[Start of section]

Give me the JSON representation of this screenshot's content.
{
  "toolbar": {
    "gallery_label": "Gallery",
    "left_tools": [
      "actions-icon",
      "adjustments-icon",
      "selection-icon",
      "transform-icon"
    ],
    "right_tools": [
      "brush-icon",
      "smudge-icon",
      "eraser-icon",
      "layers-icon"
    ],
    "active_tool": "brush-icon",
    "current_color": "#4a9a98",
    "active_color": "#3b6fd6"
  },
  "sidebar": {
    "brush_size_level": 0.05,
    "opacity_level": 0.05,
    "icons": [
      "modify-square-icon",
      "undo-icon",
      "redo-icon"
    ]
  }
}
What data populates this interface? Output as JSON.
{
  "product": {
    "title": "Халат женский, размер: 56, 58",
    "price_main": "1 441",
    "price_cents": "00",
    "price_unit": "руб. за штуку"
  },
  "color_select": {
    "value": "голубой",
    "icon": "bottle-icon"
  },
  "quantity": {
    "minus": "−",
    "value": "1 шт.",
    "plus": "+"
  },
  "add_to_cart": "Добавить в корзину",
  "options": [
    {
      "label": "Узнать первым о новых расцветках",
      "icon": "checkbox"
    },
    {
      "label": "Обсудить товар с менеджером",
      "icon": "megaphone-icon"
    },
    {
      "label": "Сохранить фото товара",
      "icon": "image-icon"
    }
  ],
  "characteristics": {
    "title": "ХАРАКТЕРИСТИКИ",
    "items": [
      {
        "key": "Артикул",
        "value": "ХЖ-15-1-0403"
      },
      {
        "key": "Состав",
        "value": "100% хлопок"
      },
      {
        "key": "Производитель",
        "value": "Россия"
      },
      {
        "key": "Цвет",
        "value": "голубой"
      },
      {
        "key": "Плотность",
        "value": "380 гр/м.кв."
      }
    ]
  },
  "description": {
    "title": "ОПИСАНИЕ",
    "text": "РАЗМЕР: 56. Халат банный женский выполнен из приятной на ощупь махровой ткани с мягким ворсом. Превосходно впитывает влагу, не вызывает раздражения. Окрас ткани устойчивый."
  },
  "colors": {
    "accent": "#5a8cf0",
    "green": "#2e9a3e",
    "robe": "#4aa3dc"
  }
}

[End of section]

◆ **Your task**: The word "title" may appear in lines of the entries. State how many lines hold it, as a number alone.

◆ **Solved exercise**: 3